The EU will continue to be an amorphous actor trying to balance between different objectives and the Energy Union can only be expected to manage rather than resolve this situation. Yet there are further improvements that could be made. Even when taking into account the important council conclusions on energy diplomacy adopted in July 2015, there seems to be an assumption that gearing more funds from different EU instruments towards a particular strategic energy sector will result in coherent action. It is true that the energy diplomacy action plan does fill some policy gaps by promising to harness the multiplier effect of the EU’s global outreach for energy aims. In practice, however, the division of labour between different European institutions remains unclear, leaving room for the kind of inter-institutional turfism that undermines global strategic effectiveness.

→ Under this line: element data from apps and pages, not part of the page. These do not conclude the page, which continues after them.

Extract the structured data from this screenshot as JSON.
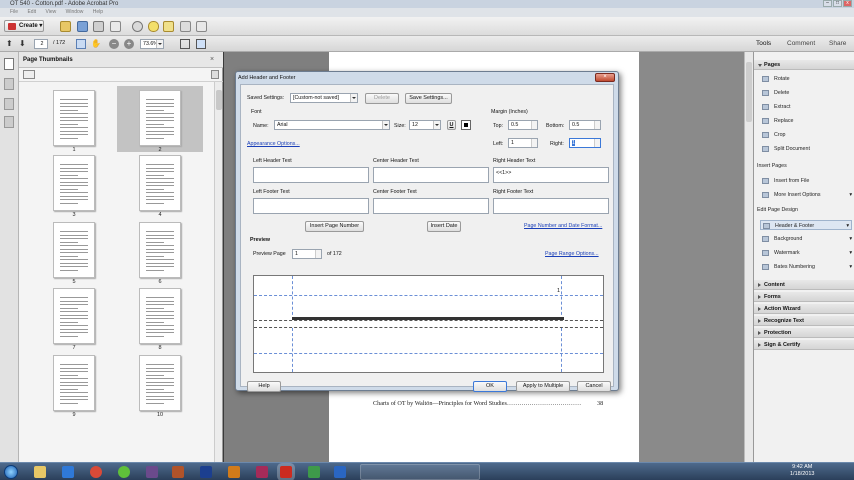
{
  "window": {
    "title": "OT 540 - Cotton.pdf - Adobe Acrobat Pro"
  },
  "menubar": {
    "items": [
      "File",
      "Edit",
      "View",
      "Window",
      "Help"
    ]
  },
  "toolbar": {
    "create_label": "Create",
    "page_current": "2",
    "page_total": "/ 172",
    "zoom": "73.6%",
    "tools_label": "Tools",
    "comment_label": "Comment",
    "share_label": "Share"
  },
  "thumbnails": {
    "title": "Page Thumbnails",
    "pages": [
      "1",
      "2",
      "3",
      "4",
      "5",
      "6",
      "7",
      "8",
      "9",
      "10"
    ]
  },
  "document": {
    "footer_text": "Charts of OT by Waltön—Principles for Word Studies………………………………",
    "page_number": "38"
  },
  "rightpanel": {
    "pages_header": "Pages",
    "pages_items": [
      "Rotate",
      "Delete",
      "Extract",
      "Replace",
      "Crop",
      "Split Document"
    ],
    "insert_pages_header": "Insert Pages",
    "insert_items": [
      "Insert from File",
      "More Insert Options"
    ],
    "edit_design_header": "Edit Page Design",
    "design_items": [
      "Header & Footer",
      "Background",
      "Watermark",
      "Bates Numbering"
    ],
    "collapsed_sections": [
      "Content",
      "Forms",
      "Action Wizard",
      "Recognize Text",
      "Protection",
      "Sign & Certify"
    ]
  },
  "dialog": {
    "title": "Add Header and Footer",
    "saved_settings_label": "Saved Settings:",
    "saved_settings_value": "[Custom-not saved]",
    "delete_label": "Delete",
    "save_settings_label": "Save Settings...",
    "font_label": "Font",
    "name_label": "Name:",
    "font_name": "Arial",
    "size_label": "Size:",
    "font_size": "12",
    "underline_label": "U",
    "margin_label": "Margin (Inches)",
    "top_label": "Top:",
    "top_value": "0.5",
    "bottom_label": "Bottom:",
    "bottom_value": "0.5",
    "left_label": "Left:",
    "left_value": "1",
    "right_label": "Right:",
    "right_value": "1",
    "appearance_options": "Appearance Options...",
    "left_header_label": "Left Header Text",
    "center_header_label": "Center Header Text",
    "right_header_label": "Right Header Text",
    "right_header_value": "<<1>>",
    "left_footer_label": "Left Footer Text",
    "center_footer_label": "Center Footer Text",
    "right_footer_label": "Right Footer Text",
    "insert_page_number": "Insert Page Number",
    "insert_date": "Insert Date",
    "page_number_format": "Page Number and Date Format...",
    "preview_label": "Preview",
    "preview_page_label": "Preview Page",
    "preview_page_value": "1",
    "preview_of": "of 172",
    "page_range_options": "Page Range Options...",
    "preview_header_number": "1",
    "help_label": "Help",
    "ok_label": "OK",
    "apply_multiple_label": "Apply to Multiple",
    "cancel_label": "Cancel"
  },
  "taskbar": {
    "time": "9:42 AM",
    "date": "1/18/2013"
  }
}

The European External Action Service (EEAS), in particular, still needs a clearer and stronger energy policy mandate.

Again, the Energy Union is not the cause of existing stresses between different EU objectives; in some ways it registers these tensions and sets the foundation for a more clear-eyed debate over competing priorities. Yet, the Energy Union will need to be structured in a way that does not worsen incoherencies. At present, EU’s Energy Union strategy sends mixed messages to supplier states. It talks of new external partnerships but also of decreasing consumption. The Energy Union will need to define more clearly the relation between its different objectives.

Fifth, the Energy Union will have implications for the relationship between climate change policies and broader security objectives.

At present, the Energy Union does not spell out the nature of the link between its climate objectives, on the one hand, and EU foreign policy instruments and aims, on the other hand. Many commentators have already pointed out that energy security cannot displace the need for a fundamental energy transition to a low carbon economy. But the Energy Union also needs to go beyond the normal parameters of ‘energy transition’ if it is to provide genuine ‘security’ against climate change. While the EU takes the lead on pushing for an ambitious agreement on emissions targets at the December 2015 Paris Conference, it still needs to develop a full-spectrum ‘climate foreign policy’. A forward-looking climate policy cannot be confined to negotiating targets with large emitters in high level conferences but ought to also be embedded in the heart of the EU’s wide range of cross-cutting initiatives and external actions with third countries at the regional, national and local levels.

Shahrazad Far is a researcher and project leader at Bonn International Center for Conversion (BICC).

Read the full text of this report on the Swedish Institute for European Policy Studies website.